Regional exports (including cotton) were valued at US$16.3bn in 2019

Regional exports (including cotton) were valued at US$16.3bn in 2019

The newly implemented African Continental Free Trade Area (AfCFTA) is expected to have minimal positive impact in the short term for the continent's garment and textile manufacturers. 

The FTA, which came into force at the start of the year and brings together 1.3 billion people in a US$3.4 trillion economic bloc of 54 African countries, saw its formal launch delayed by six months due to the Covid-19 pandemic. 

Included within the signatories are key garment producing countries Kenya, Morocco, Madagascar, Mauritius, Egypt, Ethiopia, South Africa, Lesotho and Tunisia.

However, the pandemic also means that the FTA's commitments to dismantle trade barriers for intra-African exports and imports – widely regarded as excessive and a constraint on economic development – will take even longer to become reality. 

Many African countries have been closing their borders to people and some goods altogether, amidst a damaging second wave of the virus. However, optimism remains that the FTA can be an enabler for the sector, with the ultimate removal of tariff, quota and red-tape barriers encouraging intra-African near-sourcing of upstream textile and downstream clothing products.

Dr Edem Adzogenu, chairman of the African Cotton & Textile Industries Federation (ACTIF), told just-style: "I am very optimistic about the AfCFTA. We have seen what Covid-19 has done to our supply chains, and how development aid has dried up. 

"There is also a burgeoning population that needs jobs – the median age is 19.7 – and policies in each country have been siloed. An ecosystem needs to be created to scale up beyond the small markets we have and not be dependent on imports."

Trade deficit 

A key goal is reversing the current situation where a potential emerging market manufacturing region is dependent on imports to meet its textile and clothing needs. 

Regional imports were valued at US$35bn in 2019, according to UN agency the International Trade Centre (ITC) figures, while exports (including cotton) were US$16.3bn in 2019. 

"There is a big trade deficit and it's increasing, with [African] imports growing at 5%, and exports at 2% a year," says Navdeep Sodhi, partner at the Switzerland-based Gherzi Textil Organization. Intra-African trade is currently often informal and conducted through business to consumer (B2C) channels, he adds. 

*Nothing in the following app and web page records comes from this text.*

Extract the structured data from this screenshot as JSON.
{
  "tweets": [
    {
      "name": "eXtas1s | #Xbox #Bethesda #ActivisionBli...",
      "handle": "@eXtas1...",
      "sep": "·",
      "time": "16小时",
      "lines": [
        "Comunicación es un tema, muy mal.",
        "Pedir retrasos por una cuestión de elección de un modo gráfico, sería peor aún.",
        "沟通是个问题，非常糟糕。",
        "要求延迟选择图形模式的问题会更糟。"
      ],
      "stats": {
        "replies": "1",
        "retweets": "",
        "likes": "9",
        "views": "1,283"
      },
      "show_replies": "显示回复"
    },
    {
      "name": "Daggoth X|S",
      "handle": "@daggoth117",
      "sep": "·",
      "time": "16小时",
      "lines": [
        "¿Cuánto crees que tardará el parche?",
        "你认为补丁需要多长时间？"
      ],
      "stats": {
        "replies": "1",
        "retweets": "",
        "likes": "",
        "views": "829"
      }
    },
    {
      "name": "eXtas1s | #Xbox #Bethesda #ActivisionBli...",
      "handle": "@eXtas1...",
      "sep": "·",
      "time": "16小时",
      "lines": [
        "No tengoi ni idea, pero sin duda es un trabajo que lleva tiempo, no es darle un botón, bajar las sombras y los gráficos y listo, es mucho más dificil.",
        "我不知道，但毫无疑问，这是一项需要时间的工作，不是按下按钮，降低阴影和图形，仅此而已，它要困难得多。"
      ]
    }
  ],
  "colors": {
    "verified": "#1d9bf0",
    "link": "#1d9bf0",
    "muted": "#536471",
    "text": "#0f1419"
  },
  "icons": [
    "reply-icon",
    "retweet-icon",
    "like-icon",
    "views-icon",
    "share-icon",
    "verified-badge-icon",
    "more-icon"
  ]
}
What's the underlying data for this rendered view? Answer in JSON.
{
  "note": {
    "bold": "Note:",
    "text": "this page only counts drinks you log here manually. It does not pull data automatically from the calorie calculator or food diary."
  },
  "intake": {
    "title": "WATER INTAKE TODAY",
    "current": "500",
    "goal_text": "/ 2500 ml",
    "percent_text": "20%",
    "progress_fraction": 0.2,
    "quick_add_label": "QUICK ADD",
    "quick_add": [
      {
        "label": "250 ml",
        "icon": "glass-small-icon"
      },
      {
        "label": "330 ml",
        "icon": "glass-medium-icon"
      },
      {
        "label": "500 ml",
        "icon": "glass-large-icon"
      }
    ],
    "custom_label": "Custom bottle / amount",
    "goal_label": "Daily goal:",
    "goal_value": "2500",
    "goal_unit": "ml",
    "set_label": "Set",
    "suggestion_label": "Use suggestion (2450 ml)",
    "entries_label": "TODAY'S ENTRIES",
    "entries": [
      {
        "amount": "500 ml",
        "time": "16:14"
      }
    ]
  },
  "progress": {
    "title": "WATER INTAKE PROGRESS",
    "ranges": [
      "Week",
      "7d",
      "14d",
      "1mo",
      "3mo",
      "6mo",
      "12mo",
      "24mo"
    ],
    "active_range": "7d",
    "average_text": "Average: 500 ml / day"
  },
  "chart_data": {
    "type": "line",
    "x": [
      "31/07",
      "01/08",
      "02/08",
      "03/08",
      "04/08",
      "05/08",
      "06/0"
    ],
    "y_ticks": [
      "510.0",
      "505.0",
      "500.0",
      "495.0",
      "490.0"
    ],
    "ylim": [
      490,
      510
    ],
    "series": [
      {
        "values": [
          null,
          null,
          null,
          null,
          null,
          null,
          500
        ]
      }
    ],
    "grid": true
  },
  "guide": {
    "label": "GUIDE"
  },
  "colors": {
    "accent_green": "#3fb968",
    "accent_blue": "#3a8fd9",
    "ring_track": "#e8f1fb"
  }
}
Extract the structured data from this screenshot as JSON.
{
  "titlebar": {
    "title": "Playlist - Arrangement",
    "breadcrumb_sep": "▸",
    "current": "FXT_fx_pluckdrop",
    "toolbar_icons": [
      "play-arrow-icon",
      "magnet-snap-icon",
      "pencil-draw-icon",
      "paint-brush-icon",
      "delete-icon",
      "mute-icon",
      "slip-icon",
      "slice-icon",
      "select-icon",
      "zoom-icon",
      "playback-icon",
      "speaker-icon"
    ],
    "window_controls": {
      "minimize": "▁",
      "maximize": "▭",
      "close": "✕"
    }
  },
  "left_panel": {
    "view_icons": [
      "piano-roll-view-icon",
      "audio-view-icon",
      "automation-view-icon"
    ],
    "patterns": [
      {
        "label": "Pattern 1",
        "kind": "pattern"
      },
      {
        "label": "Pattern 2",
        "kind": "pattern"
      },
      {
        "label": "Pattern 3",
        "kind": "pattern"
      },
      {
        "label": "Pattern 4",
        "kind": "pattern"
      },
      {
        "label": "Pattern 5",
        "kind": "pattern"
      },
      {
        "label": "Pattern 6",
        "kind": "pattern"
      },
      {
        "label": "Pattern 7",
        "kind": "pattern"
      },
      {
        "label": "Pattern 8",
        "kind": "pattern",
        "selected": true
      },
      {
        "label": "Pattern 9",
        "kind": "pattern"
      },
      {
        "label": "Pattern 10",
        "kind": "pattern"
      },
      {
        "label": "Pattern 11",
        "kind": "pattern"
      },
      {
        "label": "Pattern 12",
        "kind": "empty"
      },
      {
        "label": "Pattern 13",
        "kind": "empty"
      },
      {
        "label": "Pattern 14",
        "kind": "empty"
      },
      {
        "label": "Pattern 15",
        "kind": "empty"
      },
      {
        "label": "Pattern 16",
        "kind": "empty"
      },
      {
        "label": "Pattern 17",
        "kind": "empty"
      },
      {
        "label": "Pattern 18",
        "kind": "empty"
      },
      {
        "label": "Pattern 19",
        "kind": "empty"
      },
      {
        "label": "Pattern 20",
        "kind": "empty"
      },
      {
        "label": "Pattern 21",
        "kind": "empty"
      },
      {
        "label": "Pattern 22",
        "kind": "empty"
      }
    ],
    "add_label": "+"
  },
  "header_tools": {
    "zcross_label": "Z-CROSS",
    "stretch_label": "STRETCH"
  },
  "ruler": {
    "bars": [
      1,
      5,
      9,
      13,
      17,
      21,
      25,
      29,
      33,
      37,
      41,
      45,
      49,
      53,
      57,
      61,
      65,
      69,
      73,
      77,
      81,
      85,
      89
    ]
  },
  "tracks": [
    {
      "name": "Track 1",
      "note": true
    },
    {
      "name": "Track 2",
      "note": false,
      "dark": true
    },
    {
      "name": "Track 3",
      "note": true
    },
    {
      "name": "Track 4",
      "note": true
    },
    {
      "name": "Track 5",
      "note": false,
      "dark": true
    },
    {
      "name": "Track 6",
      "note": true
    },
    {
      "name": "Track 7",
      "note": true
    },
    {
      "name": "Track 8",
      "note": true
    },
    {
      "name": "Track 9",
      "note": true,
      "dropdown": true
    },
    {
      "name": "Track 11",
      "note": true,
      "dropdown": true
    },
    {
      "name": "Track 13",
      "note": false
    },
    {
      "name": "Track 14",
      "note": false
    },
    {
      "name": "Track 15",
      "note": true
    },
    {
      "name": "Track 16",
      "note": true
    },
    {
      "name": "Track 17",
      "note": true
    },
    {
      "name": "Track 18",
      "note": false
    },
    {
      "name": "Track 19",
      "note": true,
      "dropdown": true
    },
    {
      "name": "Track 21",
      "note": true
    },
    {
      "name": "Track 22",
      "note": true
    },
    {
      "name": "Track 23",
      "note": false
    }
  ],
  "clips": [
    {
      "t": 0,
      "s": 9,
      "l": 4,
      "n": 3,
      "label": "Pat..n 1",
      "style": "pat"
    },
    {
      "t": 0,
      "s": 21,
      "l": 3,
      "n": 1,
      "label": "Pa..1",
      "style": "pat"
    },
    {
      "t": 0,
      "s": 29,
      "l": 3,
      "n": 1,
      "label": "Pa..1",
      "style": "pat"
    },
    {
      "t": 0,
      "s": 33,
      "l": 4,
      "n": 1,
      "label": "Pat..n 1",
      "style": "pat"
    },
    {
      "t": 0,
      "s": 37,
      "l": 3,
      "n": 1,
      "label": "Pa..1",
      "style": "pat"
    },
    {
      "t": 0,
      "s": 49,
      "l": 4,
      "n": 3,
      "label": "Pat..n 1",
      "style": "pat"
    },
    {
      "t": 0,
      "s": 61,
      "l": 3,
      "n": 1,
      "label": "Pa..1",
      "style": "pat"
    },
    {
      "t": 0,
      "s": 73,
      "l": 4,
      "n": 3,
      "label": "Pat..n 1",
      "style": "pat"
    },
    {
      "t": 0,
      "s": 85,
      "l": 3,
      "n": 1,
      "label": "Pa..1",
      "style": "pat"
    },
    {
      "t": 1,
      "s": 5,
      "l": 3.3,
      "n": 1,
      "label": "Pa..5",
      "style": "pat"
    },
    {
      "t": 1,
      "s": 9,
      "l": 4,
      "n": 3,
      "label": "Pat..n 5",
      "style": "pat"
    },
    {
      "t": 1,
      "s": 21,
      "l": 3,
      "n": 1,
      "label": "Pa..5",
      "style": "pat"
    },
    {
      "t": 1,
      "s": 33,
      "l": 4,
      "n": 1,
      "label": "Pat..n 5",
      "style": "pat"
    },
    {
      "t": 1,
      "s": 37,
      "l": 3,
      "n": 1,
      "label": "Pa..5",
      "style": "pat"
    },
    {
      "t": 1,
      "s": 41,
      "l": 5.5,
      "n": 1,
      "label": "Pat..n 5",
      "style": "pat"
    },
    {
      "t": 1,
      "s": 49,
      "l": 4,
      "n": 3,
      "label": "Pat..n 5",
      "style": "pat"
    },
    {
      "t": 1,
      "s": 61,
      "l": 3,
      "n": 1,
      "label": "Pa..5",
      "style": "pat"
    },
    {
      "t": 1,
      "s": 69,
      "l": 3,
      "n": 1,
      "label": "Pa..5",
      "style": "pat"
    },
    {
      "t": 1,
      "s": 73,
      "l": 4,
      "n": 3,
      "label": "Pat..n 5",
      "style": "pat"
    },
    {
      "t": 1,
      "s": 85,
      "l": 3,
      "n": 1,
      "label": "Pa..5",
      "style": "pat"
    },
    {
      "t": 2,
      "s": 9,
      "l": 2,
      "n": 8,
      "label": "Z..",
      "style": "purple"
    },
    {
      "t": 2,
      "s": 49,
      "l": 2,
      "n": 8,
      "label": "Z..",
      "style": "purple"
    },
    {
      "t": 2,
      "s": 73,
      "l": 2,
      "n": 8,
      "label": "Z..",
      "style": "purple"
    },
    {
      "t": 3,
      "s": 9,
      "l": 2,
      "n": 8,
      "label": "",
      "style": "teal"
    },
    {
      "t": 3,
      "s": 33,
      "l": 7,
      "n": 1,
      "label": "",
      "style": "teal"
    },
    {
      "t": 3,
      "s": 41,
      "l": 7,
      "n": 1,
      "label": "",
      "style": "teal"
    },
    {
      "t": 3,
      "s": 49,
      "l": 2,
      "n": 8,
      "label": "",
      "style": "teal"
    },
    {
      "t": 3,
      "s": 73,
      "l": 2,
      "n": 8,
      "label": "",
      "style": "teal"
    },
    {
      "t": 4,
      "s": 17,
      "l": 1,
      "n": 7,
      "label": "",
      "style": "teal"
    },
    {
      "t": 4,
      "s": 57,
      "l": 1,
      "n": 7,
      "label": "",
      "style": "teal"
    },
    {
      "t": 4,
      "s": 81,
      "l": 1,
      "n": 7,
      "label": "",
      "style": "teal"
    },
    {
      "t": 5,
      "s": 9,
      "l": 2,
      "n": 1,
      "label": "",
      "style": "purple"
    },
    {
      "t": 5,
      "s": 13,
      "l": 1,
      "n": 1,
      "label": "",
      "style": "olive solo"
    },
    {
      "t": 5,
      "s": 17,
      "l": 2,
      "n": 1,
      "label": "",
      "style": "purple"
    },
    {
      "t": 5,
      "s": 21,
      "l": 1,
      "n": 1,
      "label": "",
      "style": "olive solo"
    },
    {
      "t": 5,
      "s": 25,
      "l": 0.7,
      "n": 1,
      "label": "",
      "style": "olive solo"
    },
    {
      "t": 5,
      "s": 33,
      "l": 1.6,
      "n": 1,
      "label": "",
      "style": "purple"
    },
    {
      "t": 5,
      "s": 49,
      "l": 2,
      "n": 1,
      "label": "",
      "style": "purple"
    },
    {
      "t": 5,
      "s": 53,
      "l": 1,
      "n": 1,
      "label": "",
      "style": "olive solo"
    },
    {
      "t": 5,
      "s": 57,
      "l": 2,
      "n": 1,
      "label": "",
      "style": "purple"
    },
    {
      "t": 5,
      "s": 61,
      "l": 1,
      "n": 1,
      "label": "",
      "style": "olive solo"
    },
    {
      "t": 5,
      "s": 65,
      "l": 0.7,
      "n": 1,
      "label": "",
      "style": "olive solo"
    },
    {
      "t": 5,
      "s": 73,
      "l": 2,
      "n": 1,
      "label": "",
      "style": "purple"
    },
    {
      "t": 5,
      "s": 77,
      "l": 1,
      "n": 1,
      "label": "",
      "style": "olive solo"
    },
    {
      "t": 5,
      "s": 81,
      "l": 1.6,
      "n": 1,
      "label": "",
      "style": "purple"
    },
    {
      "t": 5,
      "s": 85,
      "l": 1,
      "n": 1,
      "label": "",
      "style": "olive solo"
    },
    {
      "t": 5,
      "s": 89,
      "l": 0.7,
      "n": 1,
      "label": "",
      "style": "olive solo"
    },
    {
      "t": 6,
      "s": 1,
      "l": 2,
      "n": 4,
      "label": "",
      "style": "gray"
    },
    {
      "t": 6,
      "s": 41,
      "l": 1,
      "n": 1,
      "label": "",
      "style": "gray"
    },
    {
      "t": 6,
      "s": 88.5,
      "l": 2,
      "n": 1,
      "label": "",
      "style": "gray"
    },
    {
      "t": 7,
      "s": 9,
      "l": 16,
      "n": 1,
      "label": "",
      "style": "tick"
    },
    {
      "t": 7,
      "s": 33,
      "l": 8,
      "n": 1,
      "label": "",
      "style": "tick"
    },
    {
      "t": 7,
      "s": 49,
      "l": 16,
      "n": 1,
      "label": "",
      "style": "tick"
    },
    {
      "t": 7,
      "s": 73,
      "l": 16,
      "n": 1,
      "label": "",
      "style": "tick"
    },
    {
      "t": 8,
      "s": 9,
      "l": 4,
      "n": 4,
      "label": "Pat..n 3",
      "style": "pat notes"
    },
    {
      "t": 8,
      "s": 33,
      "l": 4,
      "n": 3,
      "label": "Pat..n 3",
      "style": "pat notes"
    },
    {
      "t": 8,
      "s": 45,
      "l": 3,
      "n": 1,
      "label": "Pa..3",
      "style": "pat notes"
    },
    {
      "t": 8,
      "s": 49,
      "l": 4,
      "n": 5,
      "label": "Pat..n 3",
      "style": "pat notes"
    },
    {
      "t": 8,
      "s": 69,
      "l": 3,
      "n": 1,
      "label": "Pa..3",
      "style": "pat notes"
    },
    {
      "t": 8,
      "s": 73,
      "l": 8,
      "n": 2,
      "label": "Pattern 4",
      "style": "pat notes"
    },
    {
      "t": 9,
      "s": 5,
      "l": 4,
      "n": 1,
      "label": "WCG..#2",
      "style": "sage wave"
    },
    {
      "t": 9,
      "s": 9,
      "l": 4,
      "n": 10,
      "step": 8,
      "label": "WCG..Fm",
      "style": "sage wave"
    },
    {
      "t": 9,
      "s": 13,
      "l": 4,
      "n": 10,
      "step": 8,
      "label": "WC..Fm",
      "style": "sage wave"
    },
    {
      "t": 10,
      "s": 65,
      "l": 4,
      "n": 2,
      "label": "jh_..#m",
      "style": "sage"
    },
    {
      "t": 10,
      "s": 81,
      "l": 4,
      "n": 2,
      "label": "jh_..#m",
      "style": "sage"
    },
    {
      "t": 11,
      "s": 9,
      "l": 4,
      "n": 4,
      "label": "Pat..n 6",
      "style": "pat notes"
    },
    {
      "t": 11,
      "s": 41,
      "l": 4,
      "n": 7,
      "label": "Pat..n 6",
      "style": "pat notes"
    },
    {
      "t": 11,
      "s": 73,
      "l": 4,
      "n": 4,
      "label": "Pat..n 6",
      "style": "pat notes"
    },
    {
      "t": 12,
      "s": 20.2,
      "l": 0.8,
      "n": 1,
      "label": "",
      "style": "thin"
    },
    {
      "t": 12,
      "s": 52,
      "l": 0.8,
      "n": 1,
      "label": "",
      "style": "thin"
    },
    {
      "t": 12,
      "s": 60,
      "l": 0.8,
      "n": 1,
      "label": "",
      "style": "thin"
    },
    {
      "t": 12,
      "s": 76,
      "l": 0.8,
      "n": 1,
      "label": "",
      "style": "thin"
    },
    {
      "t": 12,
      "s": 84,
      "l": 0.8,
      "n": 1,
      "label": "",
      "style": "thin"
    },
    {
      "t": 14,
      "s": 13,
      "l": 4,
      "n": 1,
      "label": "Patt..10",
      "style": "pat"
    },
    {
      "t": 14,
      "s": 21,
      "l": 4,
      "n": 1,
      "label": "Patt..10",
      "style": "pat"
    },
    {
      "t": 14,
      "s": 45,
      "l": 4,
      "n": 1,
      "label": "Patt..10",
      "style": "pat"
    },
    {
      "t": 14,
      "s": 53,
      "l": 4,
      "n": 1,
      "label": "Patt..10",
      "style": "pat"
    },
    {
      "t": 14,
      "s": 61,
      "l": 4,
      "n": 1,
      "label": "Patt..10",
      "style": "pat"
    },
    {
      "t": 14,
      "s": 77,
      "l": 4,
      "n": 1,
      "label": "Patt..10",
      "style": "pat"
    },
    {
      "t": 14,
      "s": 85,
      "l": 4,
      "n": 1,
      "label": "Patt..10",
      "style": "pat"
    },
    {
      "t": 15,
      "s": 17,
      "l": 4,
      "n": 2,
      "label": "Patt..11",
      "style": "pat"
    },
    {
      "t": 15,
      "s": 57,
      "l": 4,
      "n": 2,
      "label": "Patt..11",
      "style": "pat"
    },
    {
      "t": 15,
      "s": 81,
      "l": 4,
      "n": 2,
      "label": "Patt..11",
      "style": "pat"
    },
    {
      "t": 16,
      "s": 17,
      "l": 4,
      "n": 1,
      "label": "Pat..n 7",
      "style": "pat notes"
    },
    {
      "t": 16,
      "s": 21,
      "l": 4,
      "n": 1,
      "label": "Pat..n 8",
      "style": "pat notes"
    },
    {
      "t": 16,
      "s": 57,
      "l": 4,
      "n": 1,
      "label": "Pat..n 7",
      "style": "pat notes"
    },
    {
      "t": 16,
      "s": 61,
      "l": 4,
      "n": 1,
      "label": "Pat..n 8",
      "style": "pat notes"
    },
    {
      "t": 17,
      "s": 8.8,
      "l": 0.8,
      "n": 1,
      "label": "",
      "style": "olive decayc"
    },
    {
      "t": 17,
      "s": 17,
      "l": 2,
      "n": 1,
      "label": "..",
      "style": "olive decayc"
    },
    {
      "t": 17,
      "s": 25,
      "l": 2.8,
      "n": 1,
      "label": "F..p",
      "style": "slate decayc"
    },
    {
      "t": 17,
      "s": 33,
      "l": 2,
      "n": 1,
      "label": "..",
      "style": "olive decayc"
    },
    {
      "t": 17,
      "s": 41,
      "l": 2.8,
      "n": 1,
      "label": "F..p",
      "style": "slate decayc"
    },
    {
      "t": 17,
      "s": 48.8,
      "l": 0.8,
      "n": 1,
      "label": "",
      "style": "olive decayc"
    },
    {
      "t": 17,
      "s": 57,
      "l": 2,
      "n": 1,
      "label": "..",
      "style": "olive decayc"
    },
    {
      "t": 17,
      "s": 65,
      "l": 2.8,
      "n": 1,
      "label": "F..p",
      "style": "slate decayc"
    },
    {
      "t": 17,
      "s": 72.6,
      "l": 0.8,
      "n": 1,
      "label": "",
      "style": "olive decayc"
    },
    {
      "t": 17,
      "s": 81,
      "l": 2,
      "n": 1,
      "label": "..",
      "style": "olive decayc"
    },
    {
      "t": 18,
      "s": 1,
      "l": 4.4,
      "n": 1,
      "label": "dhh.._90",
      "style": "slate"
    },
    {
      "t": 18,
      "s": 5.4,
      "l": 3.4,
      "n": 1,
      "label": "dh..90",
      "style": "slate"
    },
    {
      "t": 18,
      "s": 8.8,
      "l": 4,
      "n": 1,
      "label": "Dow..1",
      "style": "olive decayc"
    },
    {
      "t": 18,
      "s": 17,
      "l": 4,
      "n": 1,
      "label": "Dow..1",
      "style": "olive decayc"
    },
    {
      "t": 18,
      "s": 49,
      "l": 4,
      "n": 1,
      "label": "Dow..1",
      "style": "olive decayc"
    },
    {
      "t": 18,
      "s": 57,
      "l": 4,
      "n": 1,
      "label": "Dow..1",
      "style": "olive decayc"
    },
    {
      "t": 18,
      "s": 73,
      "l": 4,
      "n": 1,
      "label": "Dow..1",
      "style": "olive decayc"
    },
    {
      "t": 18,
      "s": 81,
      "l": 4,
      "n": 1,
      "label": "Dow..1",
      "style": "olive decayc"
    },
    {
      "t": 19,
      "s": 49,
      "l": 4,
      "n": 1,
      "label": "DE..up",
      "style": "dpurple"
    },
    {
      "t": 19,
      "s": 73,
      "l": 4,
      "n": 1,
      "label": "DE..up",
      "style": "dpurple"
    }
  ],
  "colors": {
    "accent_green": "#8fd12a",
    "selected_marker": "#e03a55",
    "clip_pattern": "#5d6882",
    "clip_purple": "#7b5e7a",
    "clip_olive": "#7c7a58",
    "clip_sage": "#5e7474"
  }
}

"Following AfCFTA, we expect e-commerce to get a boost, as consumers would have access to digital portals across borders. Secondly, a potential increase in business-to-business (B2B) sales, such as yarn and fabrics being duty free. The outward processing trade (OPT) is not likely to be affected much," says Sodhi.

There is potential for major growth in demand that can be served by African manufacturers, with average consumption of garments and textiles in the continent 2 kg per year per capita, compared to the global average of 15 kg, according to Gherzi figures.

A challenge for the sector is to phase out tariffs, with 41 out of the 54 member states submitting reduction schedules to the AfCFTA secretariat. More developed economies have five years to phase out 90% of tariffs, and less developed economies have ten years.

"A challenge is the rules of origin, particularly for our industry, where there is no agreement on the full range of rules. It remains to be seen how this can be worked out," says Mohamed Kassem, vice chairman of ACTIF. 

"A lot of work needs to be done before we'll see a seamless flow of trade. That would include unifying standards, the rules of origin, and facilitating cross border trade, as well as having better trade routes in terms of ports and ground transportation. ACTIF is advocating a continental supply chain based on hubs – north, west and south – to start trading with each other and enjoy free trade access."

According to research by the United Nations Conference on Trade and Development (UNCTAD), rules of origin – the criteria that determine which products are thus eligible for preferential treatment within the FTA – could make or break the African Continental Free Trade Area (AfCFTA), and should be as simple, transparent, business friendly and predictable as possible.

It has also warned that if rules of origin are made too costly or complex to comply with, firms may instead forego these preferences and choose to trade with partners outside the AfCFTA.